In reality, I turned the first page on Friday night and the next thing I knew it was 24 hours later and I was breathing a happy sigh as I closed the book. It is THAT GOOD.

I’m sure I didn’t sit reading the whole time – there is a four-year-old in the house, after all – but Mark did comment, ‘Is that book attached to your hand?’.

I wanted it to be. I fell asleep (way after my bedtime) worrying about the lead character, Carrie, and I woke up desperate to see where the story would lead her. Where it would lead all of them, really.

Here’s the blurb:

1920, Chorlton, Manchester. As her wedding day draws near, Carrie Jenkins is trying on her dress and eagerly anticipating becoming Mrs Billy Shipton. But all too soon she is reeling from the news that her beloved father was shot for desertion during the Great War. When Carrie is jilted and the close-knit community turns its back on her as well as her mother and her half-sister, Evadne, the plans Carrie nurtured are in disarray

Desperate to overcome private shock and public humiliation, and with her mother also gravely ill, Carrie accepts the unsettling advances of well-to-do furniture dealer Ralph Armstrong. Through Ralph, Evadne meets the aristocratic Alex Larter, who seems to be the answer to her matrimonial ambitions as well. But both sisters put their faith in men who are not to be trusted, and they will face danger and heartache before they can find the happiness they deserve.

I’m going to let you into a secret, I was really worried about reading this book. Usually I am open to new genres but family saga is one that I thought wouldn’t float my boat. Not only that, I have got to know and like Susanna over the last year or so – since she appeared in my second Behind The Book post – and I really wanted to love her book. (Not that I think she would have cast me aside if it wasn’t my cup of tea).

I feel a bit daft now that it took me so long to read it (the hardback came out in June last year).

If Susanna’s book is an accurate representation of the family saga then sign me up. She has created nuanced, believable characters, who I was invested in from the start, along with an absorbing and colourful narrative – all elements I enjoy in contemporary books.

And, far from distracting from the story, the historical aspect only added to it. She writes with honesty and sensitivity about what it must have been like to be a deserter’s daughter. I felt the shame of the family as sure as if they were my relations.

This is an accomplished book and an incredible debut. I can’t wait for her next one, which I will definitely be reading as soon as possible.

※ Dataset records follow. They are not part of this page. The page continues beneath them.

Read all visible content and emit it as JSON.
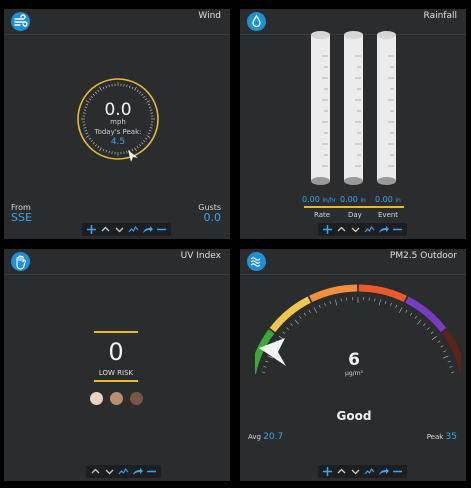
{
  "wind": {
    "title": "Wind",
    "speed": "0.0",
    "unit": "mph",
    "peak_label": "Today's Peak:",
    "peak_value": "4.5",
    "from_label": "From",
    "from_value": "SSE",
    "gusts_label": "Gusts",
    "gusts_value": "0.0",
    "icon": "wind-icon"
  },
  "rainfall": {
    "title": "Rainfall",
    "icon": "water-drop-icon",
    "gauges": [
      {
        "value": "0.00",
        "unit": "in/hr",
        "label": "Rate"
      },
      {
        "value": "0.00",
        "unit": "in",
        "label": "Day"
      },
      {
        "value": "0.00",
        "unit": "in",
        "label": "Event"
      }
    ]
  },
  "uv": {
    "title": "UV Index",
    "icon": "hand-icon",
    "value": "0",
    "risk": "LOW RISK",
    "skin_tones": [
      "#ead3bd",
      "#b98f6d",
      "#7b5644"
    ]
  },
  "pm25": {
    "title": "PM2.5 Outdoor",
    "icon": "waves-icon",
    "value": "6",
    "unit": "µg/m³",
    "quality": "Good",
    "avg_label": "Avg",
    "avg_value": "20.7",
    "peak_label": "Peak",
    "peak_value": "35"
  },
  "colors": {
    "accent": "#3ea4ee",
    "tile_bg": "#2b2c2e",
    "ring": "#e8b82e",
    "aqi_good": "#3aaa35",
    "aqi_moderate": "#f0c94a",
    "aqi_usg": "#f2913a",
    "aqi_unhealthy": "#ec5a2a",
    "aqi_very_unhealthy": "#7a3bc4",
    "aqi_hazardous": "#5b2417"
  }
}
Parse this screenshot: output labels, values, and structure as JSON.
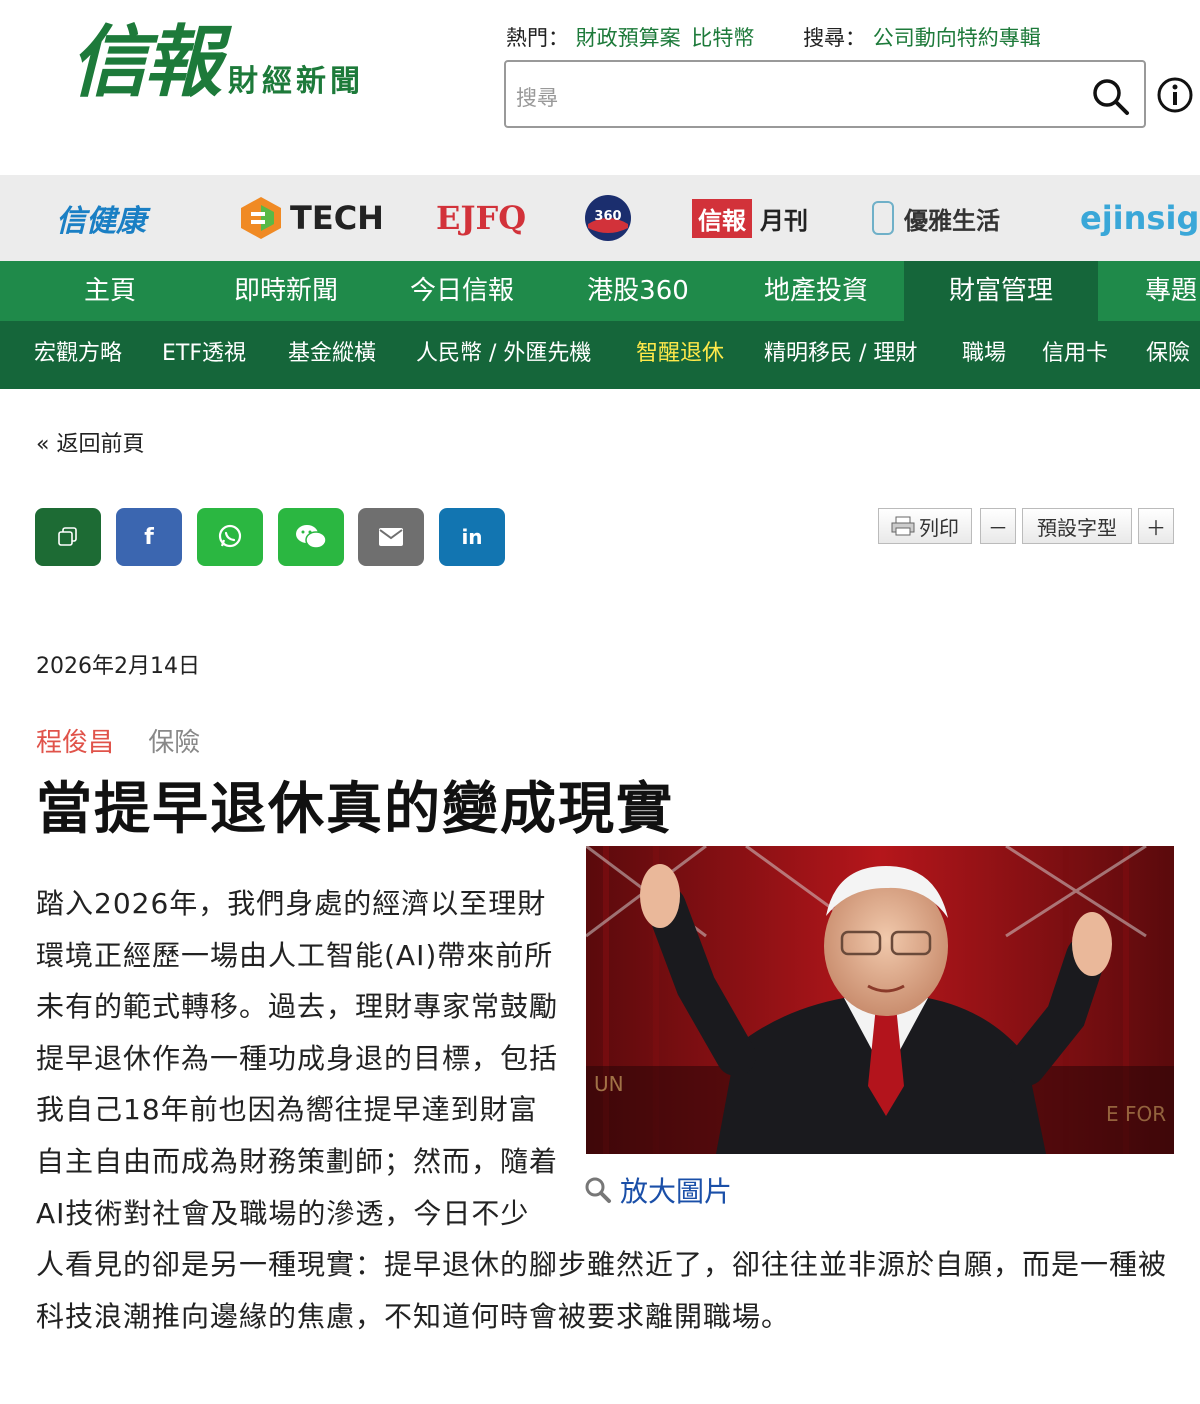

Format: Paperback.

Price: £8.99 (via Amazon).

My rating: Five stars.

With thanks to Susanna and her publishers, Allison & Busby, for the paperback in return for an honest review.